Virtualization is a fine buzzword, but it means different things to different people. It can include remote access to resources, enabling of thin clients for workstation work, real-time collaboration, and streaming applications. There are still plenty of concerns about how this will work in practice. The entertainment industry, for instance, is worried about security but recognizes the advantages that can be realized from virtualization.
Jon Peddie Research (JPR) conducted a study on virtualization in the graphics industry, to gauge interest in the fast-rising technology. As part of the study, existing users of various forms of professional graphics software were surveyed. Of the 2,700 respondents, 93 percent said they were either “very interested,” “interested,” or “already doing it.” As JPR President Jon Peddie points out, that is “an absolutely astronomical percentage of positive responses.”
What about the seven percent who did not express interest in virtualization? The great majority cited lack of IT resources and support staff as the primary reason they have shied away from virtualization. Of those citing a positive opinion, 54 percent said they thought virtualization would “improve productivity,” while 32 percent said they thought virtualization would “save money.”
JPR estimates that the virtualization market will generate $1.8 billion in sales by 2018, and that may be a conservative estimate.
Virtualization in the Studio
One visual effects powerhouse that uses virtualization and remote computing is Industrial Light & Magic (ILM), now part of the Disney family following the acquisition of most companies owned by George Lucas. In fact, Disney also uses virtualization and remote computing. For a recent project, ILM needed graphic artists and animators in the San Francisco Bay Area but could not find enough to meet their demand. So, ILM rented a building in Los Angeles, installed zero-client computer stations, and hired LA-based artists supported by the IT infrastructure in the Bay Area facility.
“We worry about efficiency,” says ILM’s Kevin Clark. He notes how the company’s efficient use of IT resources made joining the Disney family easier than might have been expected.
Lincoln Wallen, chief technical officer at DreamWorks Animation, says the studio approaches IT from a “Compute-as-a-Service and Data-as-a-Service mindset: Scaling, productivity, and savings are a fact for us.”
DreamWorks uses many software products it creates in-house. “Now we can architect software with virtualization in mind,” Wallen says. He notes that DreamWorks’ animation projects are getting more complicated, “but now they are also cheaper to make.” The studio puts a strong focus on “getting compute off the workstation,” so that workloads are not constrained by the limits of individual workstations.
Pixar also uses virtualization but sees it as a tool to provide additional IT flexibility during projects. “We have some success using Amazon as a provider,” says John Kirkman, director of systems network infrastructure, “but we are not getting rid of our in-house server farm.”
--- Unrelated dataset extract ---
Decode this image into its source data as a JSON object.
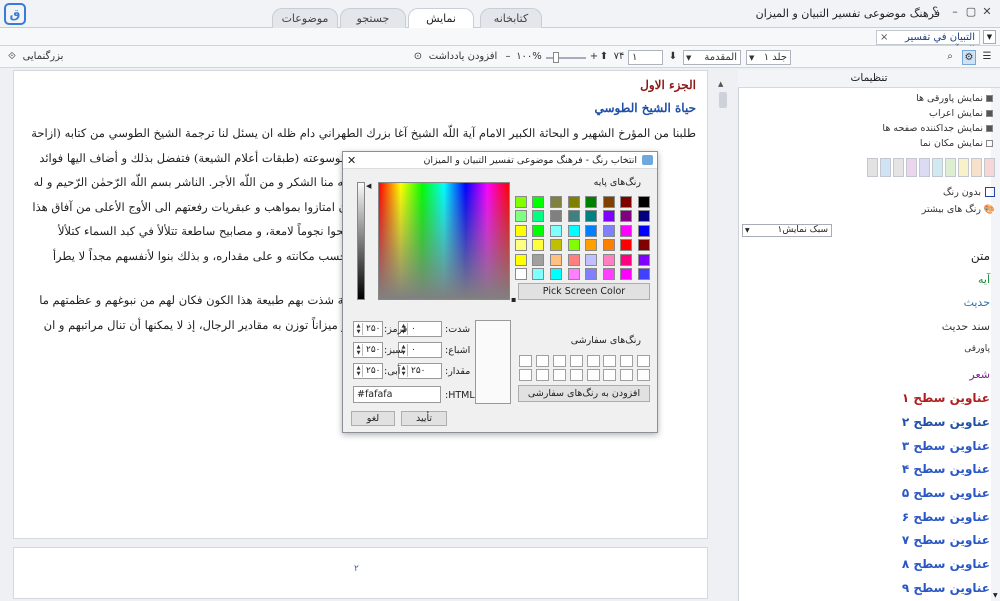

Kirkman notes there is considerable utility in having a virtualized server farm on hand. “Our rendering farm is 98 percent efficient; our workstations are 10 percent efficient,” he says. Of Pixar’s 800 workstation users, almost half have a second workstation at hand, and that second workstation is “way underutilized,” he notes.
Habib Zargarpour recently became the head of Microsoft Studios, and says his viewpoint on virtualization comes in large part from the many artists across the globe working on Microsoft Xbox games, artists who are independent contractors, not employees. “We do massive collaboration, and we are really feeling the need for better connections and less travel,” he says. In fact, Microsoft Studios plans to aggressively invest in virtualization in the coming months, Zargarpour adds.
OTOY is a start-up software developer juggling several projects, all aimed at maximizing compute resources by harnessing the power of graphics processing units (GPUs) for “intense” computation activities, including rendering.
OTOY CEO Jules Urbach says his company’s newest product, X.IO, packages desktop applications for streaming. It can take advantage of multiple GPUs from both Nvidia and AMD to spread OpenCL jobs over multiple computers. “The future is apps as services, to mix and match as needed,” he says. “Monetization [of software] will be very different.”
JPR’s interviews of the users of virtualization in the industry found everyone assumed that virtualization is a powerful IT trend that can save money, streamline processes, and increase both human and computer efficiency. However, the companies vary in how they have implemented virtualization. The general consensus was that full speed ahead is not fast enough.
For most companies, efficiency sounds nice, but in the end it comes down to dollars. DreamWorks’ Wallen offers the most interesting insight of the day. “We examined workflows; we did tests at scale [on using virtualization technology],” he says, noting the group proved that the processes could save money. So he got the green light to constrain expenditures to force adoption.
“We want one-half of efficiency going on the screen and one-half on the bottom line,” Wallen says.